Records contained in a dataset:
***

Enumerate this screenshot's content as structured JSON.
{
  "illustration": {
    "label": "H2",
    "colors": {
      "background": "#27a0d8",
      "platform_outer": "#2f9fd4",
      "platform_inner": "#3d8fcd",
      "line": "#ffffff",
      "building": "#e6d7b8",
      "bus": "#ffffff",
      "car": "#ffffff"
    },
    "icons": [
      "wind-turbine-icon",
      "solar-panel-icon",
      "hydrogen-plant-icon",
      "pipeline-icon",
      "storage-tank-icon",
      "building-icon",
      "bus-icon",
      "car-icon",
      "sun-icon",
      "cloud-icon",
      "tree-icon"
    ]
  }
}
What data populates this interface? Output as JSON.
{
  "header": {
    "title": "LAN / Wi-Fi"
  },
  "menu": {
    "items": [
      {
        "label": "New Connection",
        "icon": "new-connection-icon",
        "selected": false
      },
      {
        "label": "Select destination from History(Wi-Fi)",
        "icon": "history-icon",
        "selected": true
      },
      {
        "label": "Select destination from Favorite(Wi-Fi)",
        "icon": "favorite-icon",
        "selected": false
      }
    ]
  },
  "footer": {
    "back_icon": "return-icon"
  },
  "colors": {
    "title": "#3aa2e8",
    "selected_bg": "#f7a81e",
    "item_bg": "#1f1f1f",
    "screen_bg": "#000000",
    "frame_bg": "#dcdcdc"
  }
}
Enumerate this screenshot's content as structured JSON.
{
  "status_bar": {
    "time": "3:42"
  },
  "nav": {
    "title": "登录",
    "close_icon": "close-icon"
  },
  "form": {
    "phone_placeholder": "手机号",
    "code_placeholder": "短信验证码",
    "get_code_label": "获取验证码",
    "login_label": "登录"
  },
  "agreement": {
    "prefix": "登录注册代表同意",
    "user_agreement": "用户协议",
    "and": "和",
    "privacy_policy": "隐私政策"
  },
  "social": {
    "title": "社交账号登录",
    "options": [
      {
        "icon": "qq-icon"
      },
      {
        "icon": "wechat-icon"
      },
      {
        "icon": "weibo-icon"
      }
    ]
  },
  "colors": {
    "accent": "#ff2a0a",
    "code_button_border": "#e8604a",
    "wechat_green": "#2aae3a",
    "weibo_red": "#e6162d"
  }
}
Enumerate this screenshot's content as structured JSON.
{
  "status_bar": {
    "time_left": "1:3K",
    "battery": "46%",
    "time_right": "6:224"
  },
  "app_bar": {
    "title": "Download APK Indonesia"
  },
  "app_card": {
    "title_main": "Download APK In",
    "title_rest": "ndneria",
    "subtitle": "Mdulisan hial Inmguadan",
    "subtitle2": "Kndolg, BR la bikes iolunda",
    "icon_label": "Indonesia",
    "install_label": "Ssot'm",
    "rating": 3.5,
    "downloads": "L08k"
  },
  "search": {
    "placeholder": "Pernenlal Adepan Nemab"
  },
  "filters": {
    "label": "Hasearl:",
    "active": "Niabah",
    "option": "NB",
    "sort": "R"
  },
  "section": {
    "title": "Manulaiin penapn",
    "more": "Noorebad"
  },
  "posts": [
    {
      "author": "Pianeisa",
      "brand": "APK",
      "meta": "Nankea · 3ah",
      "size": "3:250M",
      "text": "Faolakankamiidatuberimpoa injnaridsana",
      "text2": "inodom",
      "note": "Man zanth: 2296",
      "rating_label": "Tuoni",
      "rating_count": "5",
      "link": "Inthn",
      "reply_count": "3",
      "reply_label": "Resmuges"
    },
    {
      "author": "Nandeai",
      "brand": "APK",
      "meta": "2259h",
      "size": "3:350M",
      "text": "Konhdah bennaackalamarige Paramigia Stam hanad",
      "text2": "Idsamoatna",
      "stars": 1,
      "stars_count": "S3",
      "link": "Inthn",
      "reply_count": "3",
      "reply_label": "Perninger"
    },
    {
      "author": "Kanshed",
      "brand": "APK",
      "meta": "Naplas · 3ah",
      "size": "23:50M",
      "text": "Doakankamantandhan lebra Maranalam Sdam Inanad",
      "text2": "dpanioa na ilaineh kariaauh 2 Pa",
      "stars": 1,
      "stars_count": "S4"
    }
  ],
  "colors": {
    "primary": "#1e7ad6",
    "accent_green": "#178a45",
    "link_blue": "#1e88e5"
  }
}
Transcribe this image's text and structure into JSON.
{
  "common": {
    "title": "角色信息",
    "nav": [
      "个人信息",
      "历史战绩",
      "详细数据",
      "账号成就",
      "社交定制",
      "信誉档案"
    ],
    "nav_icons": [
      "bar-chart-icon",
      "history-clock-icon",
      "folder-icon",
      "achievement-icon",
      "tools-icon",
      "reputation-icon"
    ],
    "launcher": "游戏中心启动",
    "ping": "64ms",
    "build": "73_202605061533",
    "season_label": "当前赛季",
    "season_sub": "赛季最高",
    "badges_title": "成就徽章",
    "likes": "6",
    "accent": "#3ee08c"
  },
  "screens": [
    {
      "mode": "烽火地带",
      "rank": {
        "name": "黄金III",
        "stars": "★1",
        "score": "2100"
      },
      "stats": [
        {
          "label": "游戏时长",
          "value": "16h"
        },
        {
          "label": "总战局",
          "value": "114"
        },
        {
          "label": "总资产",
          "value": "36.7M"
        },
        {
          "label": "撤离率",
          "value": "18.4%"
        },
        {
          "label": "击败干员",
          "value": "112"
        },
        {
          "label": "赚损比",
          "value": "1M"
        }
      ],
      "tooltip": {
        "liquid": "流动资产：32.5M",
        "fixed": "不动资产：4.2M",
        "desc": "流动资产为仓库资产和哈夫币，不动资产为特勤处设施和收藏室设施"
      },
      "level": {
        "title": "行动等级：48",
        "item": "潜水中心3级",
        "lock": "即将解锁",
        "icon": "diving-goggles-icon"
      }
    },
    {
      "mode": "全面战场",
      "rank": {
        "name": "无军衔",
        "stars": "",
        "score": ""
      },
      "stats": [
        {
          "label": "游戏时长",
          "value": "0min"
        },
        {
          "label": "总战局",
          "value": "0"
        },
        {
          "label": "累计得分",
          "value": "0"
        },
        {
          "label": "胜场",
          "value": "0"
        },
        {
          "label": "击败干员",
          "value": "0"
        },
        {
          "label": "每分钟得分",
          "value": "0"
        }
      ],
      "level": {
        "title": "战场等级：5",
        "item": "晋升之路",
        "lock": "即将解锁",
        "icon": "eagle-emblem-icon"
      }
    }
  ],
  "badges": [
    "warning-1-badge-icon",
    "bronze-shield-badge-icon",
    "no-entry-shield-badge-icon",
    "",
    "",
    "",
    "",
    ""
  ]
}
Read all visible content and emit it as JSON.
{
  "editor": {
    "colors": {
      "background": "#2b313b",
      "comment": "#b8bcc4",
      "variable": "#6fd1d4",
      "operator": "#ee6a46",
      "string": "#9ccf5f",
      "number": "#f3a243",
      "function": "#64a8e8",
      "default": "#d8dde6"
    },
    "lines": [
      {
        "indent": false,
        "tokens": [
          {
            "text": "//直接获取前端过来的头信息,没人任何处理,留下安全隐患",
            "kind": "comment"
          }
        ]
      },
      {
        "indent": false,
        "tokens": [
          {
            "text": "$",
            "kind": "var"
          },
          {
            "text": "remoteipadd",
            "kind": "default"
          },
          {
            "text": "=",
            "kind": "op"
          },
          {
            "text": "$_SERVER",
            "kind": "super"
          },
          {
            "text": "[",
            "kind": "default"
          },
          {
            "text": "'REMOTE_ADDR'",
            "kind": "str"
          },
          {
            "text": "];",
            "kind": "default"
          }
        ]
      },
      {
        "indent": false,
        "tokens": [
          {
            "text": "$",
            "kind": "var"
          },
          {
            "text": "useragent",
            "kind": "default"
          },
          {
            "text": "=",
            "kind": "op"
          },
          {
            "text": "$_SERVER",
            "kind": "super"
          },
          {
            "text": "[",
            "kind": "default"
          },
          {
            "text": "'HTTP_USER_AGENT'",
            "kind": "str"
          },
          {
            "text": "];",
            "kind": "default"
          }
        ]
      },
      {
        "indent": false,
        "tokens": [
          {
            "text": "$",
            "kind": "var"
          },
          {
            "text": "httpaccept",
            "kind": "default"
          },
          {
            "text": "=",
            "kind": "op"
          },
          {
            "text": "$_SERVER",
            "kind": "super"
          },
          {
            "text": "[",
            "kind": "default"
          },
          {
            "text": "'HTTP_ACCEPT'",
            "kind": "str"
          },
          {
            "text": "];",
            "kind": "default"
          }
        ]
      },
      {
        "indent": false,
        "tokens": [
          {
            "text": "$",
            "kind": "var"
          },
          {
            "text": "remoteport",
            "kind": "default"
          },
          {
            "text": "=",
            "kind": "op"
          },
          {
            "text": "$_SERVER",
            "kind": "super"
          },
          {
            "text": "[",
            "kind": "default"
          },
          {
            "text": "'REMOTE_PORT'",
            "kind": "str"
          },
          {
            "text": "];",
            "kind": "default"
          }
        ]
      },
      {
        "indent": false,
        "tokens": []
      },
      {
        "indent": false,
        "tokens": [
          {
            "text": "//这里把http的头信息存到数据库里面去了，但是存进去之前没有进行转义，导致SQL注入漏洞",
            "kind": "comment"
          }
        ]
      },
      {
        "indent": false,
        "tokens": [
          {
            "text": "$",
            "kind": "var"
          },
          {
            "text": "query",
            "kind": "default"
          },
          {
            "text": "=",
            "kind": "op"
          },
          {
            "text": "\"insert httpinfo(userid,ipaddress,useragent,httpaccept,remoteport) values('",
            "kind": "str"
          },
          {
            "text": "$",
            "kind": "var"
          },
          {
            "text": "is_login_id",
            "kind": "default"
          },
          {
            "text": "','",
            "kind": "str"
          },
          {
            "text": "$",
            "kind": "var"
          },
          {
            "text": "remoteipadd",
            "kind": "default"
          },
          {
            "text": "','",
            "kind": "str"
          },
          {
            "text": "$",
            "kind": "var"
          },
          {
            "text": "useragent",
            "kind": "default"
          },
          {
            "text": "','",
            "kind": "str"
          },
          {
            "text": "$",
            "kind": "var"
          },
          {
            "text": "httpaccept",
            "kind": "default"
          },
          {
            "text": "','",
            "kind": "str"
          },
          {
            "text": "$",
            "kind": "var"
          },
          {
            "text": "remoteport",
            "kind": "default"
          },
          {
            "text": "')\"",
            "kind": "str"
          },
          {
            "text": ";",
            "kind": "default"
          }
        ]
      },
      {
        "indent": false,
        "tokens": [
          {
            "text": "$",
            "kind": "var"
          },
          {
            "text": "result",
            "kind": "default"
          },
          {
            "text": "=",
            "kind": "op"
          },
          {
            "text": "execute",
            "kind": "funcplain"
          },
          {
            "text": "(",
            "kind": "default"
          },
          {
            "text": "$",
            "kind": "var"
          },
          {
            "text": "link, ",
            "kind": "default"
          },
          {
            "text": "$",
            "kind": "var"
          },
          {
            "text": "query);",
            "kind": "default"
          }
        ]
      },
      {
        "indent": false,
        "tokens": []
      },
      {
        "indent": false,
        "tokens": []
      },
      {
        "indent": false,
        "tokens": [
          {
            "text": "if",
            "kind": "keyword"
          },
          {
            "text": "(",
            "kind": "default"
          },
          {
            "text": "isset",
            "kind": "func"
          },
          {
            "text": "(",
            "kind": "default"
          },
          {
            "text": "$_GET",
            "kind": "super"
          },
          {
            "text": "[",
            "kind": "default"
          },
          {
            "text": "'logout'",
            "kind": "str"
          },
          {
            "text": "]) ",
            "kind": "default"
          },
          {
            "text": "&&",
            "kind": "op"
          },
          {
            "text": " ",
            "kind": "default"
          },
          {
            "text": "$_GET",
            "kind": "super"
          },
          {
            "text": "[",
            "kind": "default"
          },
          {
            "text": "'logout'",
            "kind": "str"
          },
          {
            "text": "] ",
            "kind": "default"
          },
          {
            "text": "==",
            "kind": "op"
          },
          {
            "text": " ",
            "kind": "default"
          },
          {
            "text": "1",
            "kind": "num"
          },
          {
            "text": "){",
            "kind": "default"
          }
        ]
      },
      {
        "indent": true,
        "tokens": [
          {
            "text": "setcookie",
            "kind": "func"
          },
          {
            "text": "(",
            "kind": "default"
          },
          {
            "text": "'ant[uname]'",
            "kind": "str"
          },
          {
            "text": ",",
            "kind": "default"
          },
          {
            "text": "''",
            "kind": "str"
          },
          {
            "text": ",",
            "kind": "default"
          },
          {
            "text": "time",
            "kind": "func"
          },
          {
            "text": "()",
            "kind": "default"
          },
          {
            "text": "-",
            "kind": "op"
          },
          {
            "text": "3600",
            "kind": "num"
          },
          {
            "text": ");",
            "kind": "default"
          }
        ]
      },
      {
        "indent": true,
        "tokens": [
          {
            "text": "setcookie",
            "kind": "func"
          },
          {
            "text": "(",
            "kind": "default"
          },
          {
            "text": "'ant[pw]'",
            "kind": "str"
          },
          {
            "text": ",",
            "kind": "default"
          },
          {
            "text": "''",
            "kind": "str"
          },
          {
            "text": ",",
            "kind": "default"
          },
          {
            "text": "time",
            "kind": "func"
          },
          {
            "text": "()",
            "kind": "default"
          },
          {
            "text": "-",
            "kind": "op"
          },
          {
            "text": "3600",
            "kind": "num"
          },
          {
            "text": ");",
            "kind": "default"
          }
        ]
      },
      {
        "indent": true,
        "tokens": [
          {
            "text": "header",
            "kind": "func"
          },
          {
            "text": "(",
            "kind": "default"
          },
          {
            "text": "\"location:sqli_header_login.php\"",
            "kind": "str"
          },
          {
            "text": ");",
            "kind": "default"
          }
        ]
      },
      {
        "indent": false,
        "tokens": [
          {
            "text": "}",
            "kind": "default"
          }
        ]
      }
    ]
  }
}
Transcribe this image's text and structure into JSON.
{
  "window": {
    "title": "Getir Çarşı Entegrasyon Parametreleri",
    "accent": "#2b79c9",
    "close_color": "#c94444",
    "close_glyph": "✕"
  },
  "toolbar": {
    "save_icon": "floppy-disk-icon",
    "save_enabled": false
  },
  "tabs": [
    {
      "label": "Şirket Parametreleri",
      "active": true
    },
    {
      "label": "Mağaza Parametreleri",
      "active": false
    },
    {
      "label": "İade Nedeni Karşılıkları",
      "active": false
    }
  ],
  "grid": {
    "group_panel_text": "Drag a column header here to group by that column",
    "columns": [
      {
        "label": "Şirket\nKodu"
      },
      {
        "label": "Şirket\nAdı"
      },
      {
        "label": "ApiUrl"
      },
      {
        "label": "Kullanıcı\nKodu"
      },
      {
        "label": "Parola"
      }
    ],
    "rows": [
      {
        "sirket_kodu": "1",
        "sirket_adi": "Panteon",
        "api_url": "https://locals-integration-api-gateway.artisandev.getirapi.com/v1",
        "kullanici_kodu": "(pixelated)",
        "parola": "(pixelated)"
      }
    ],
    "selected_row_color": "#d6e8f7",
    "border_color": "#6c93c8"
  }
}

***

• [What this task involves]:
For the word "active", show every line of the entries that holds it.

• [Task answer]:
    "active": "Niabah",
      "active": true
      "active": false
      "active": false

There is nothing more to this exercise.